This article is more than 1 year old
US Superfighter software glitch fixed
Jets can now cross Pacific, Far East safe for democracy again
Significant new capabilities have been added to the US Air Force's latest superfighter, the F-22 "Raptor". The USAF's Raptors cost more than $300m each, and are generally thought to be the most advanced combat jets in service worldwide. However, until recently they were unable to cross the international date line owing to a software bug in their navigation systems.
A group of F-22s heading across the Pacific for exercises in Japan earlier this month suffered simultaneous total nav-console crashes as their longitude shifted from 180 degrees West to 180 East.
Luckily, the superjets were accompanied by tanker planes, whose navigation kit was somewhat less bleeding-edge and remained functional.

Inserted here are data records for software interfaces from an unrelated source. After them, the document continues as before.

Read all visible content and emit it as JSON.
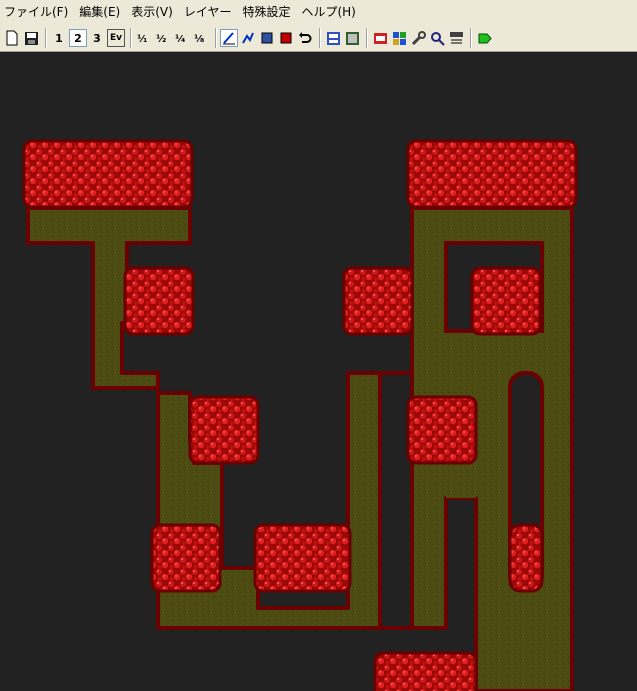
{
  "menu": [
    {
      "label": "ファイル(F)"
    },
    {
      "label": "編集(E)"
    },
    {
      "label": "表示(V)"
    },
    {
      "label": "レイヤー"
    },
    {
      "label": "特殊設定"
    },
    {
      "label": "ヘルプ(H)"
    }
  ],
  "toolbar": {
    "layer_buttons": [
      "1",
      "2",
      "3",
      "Ev"
    ],
    "tools": [
      {
        "icon": "new-file-icon"
      },
      {
        "icon": "save-icon"
      },
      {
        "icon": "layer1-icon"
      },
      {
        "icon": "layer2-icon"
      },
      {
        "icon": "layer3-icon"
      },
      {
        "icon": "event-layer-icon"
      },
      {
        "icon": "scale-1-1-icon"
      },
      {
        "icon": "scale-1-2-icon"
      },
      {
        "icon": "scale-1-4-icon"
      },
      {
        "icon": "scale-1-8-icon"
      },
      {
        "icon": "pencil-icon"
      },
      {
        "icon": "line-icon"
      },
      {
        "icon": "rectangle-icon"
      },
      {
        "icon": "fill-icon"
      },
      {
        "icon": "undo-icon"
      },
      {
        "icon": "database-icon"
      },
      {
        "icon": "game-settings-icon"
      },
      {
        "icon": "sound-icon"
      },
      {
        "icon": "material-icon"
      },
      {
        "icon": "tools-icon"
      },
      {
        "icon": "search-icon"
      },
      {
        "icon": "map-list-icon"
      },
      {
        "icon": "test-play-icon"
      }
    ]
  },
  "colors": {
    "lava": "#b01010",
    "lava_dark": "#6a0000",
    "lava_highlight": "#ff3030",
    "grass": "#4a4a12",
    "void": "#222222"
  }
}
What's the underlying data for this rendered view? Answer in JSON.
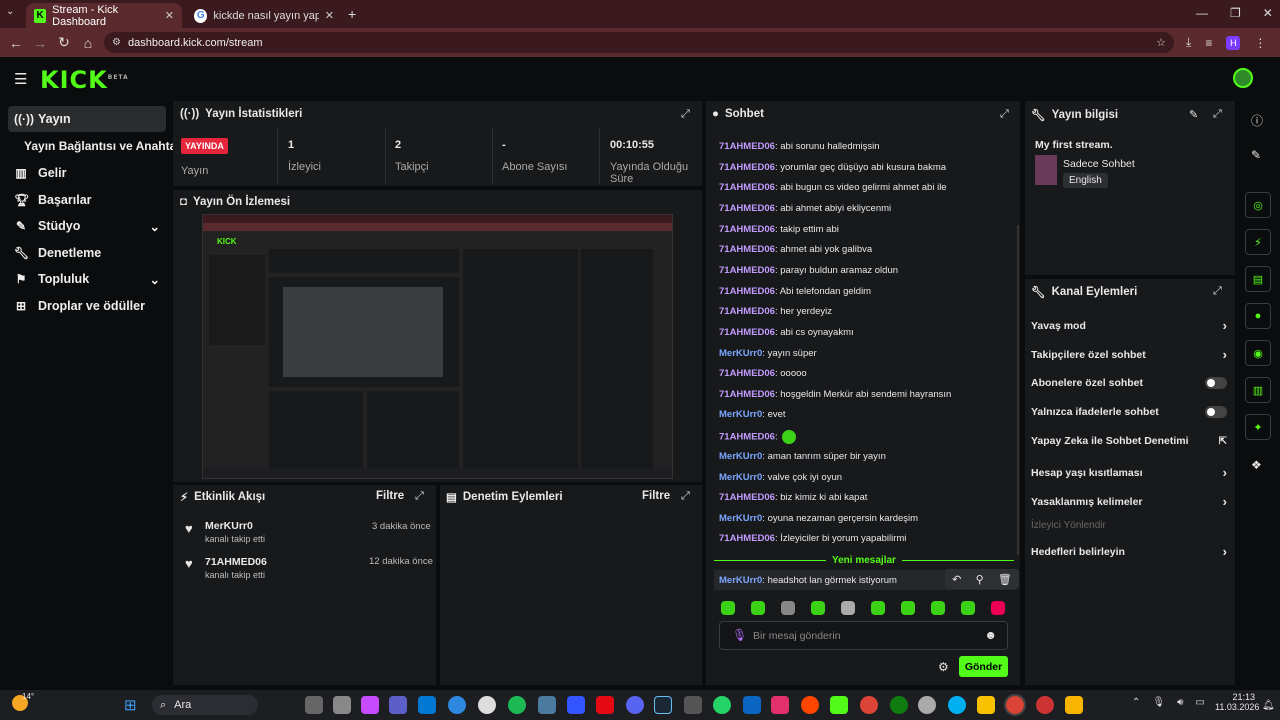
{
  "browser": {
    "tabs": [
      {
        "label": "Stream - Kick Dashboard"
      },
      {
        "label": "kickde nasıl yayın yapılır - Goo"
      }
    ],
    "url": "dashboard.kick.com/stream",
    "profile_letter": "H"
  },
  "brand": {
    "logo": "KICK",
    "beta": "BETA",
    "accent": "#53fc18"
  },
  "sidebar": {
    "items": [
      {
        "label": "Yayın"
      },
      {
        "label": "Yayın Bağlantısı ve Anahtarı"
      },
      {
        "label": "Gelir"
      },
      {
        "label": "Başarılar"
      },
      {
        "label": "Stüdyo"
      },
      {
        "label": "Denetleme"
      },
      {
        "label": "Topluluk"
      },
      {
        "label": "Droplar ve ödüller"
      }
    ]
  },
  "stats": {
    "title": "Yayın İstatistikleri",
    "badge": "YAYINDA",
    "badge_label": "Yayın",
    "viewers": "1",
    "viewers_label": "İzleyici",
    "followers": "2",
    "followers_label": "Takipçi",
    "subs": "-",
    "subs_label": "Abone Sayısı",
    "duration": "00:10:55",
    "duration_label": "Yayında Olduğu Süre"
  },
  "preview": {
    "title": "Yayın Ön İzlemesi"
  },
  "activity": {
    "title": "Etkinlik Akışı",
    "filter": "Filtre",
    "items": [
      {
        "user": "MerKUrr0",
        "action": "kanalı takip etti",
        "time": "3 dakika önce"
      },
      {
        "user": "71AHMED06",
        "action": "kanalı takip etti",
        "time": "12 dakika önce"
      }
    ]
  },
  "modlog": {
    "title": "Denetim Eylemleri",
    "filter": "Filtre"
  },
  "chat": {
    "title": "Sohbet",
    "messages": [
      {
        "user": "71AHMED06",
        "text": ": abi sorunu halledmişsin",
        "c": "o"
      },
      {
        "user": "71AHMED06",
        "text": ": yorumlar geç düşüyo abi kusura bakma",
        "c": "o"
      },
      {
        "user": "71AHMED06",
        "text": ": abi bugun cs video gelirmi ahmet abi ile",
        "c": "o"
      },
      {
        "user": "71AHMED06",
        "text": ": abi ahmet abiyi ekliycenmi",
        "c": "o"
      },
      {
        "user": "71AHMED06",
        "text": ": takip ettim abi",
        "c": "o"
      },
      {
        "user": "71AHMED06",
        "text": ": ahmet abi yok galibva",
        "c": "o"
      },
      {
        "user": "71AHMED06",
        "text": ": parayı buldun aramaz oldun",
        "c": "o"
      },
      {
        "user": "71AHMED06",
        "text": ": Abi telefondan geldim",
        "c": "o"
      },
      {
        "user": "71AHMED06",
        "text": ": her yerdeyiz",
        "c": "o"
      },
      {
        "user": "71AHMED06",
        "text": ": abi cs oynayakmı",
        "c": "o"
      },
      {
        "user": "MerKUrr0",
        "text": ": yayın süper",
        "c": "b"
      },
      {
        "user": "71AHMED06",
        "text": ": ooooo",
        "c": "o"
      },
      {
        "user": "71AHMED06",
        "text": ": hoşgeldin Merkür abi sendemi hayransın",
        "c": "o"
      },
      {
        "user": "MerKUrr0",
        "text": ": evet",
        "c": "b"
      },
      {
        "user": "71AHMED06",
        "text": ":",
        "c": "o"
      },
      {
        "user": "MerKUrr0",
        "text": ": aman tanrım süper bir yayın",
        "c": "b"
      },
      {
        "user": "MerKUrr0",
        "text": ": valve çok iyi oyun",
        "c": "b"
      },
      {
        "user": "71AHMED06",
        "text": ": biz kimiz ki abi kapat",
        "c": "o"
      },
      {
        "user": "MerKUrr0",
        "text": ": oyuna nezaman gerçersin kardeşim",
        "c": "b"
      },
      {
        "user": "71AHMED06",
        "text": ": İzleyiciler bi yorum yapabilirmi",
        "c": "o"
      }
    ],
    "new_messages": "Yeni mesajlar",
    "last": {
      "user": "MerKUrr0",
      "text": ": headshot lan görmek istiyorum"
    },
    "placeholder": "Bir mesaj gönderin",
    "send": "Gönder"
  },
  "info": {
    "title": "Yayın bilgisi",
    "stream_title": "My first stream.",
    "category": "Sadece Sohbet",
    "language": "English"
  },
  "actions": {
    "title": "Kanal Eylemleri",
    "items": [
      {
        "label": "Yavaş mod",
        "ctl": "chev"
      },
      {
        "label": "Takipçilere özel sohbet",
        "ctl": "chev"
      },
      {
        "label": "Abonelere özel sohbet",
        "ctl": "toggle"
      },
      {
        "label": "Yalnızca ifadelerle sohbet",
        "ctl": "toggle"
      },
      {
        "label": "Yapay Zeka ile Sohbet Denetimi",
        "ctl": "ext"
      },
      {
        "label": "Hesap yaşı kısıtlaması",
        "ctl": "chev"
      },
      {
        "label": "Yasaklanmış kelimeler",
        "ctl": "chev"
      }
    ],
    "disabled": "İzleyici Yönlendir",
    "last": "Hedefleri belirleyin"
  },
  "taskbar": {
    "weather": "14°",
    "search": "Ara",
    "time": "21:13",
    "date": "11.03.2026"
  }
}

The tanker drivers were able to guide the lost top-guns back to Hawaii and the exercises were postponed.
"Every time we fly this jet we learn something new," Raptor squadron commanding officer Lt-Col Wade Tolliver said.
But enemies of democracy who may have been planning an opportunistic attack on Hawaii followed by a retreat to safety across the date line shouldn't get their hopes up. The software bug has been rectified, and the Raptors have now successfully travelled to Kadena Air Base in Japan, where air-combat exercises are now well underway.
"This is history in the making," said Brigadier Punch Moulton, commanding the Kadena-based 18th Wing.
The deployment is expected to last more than three months. ®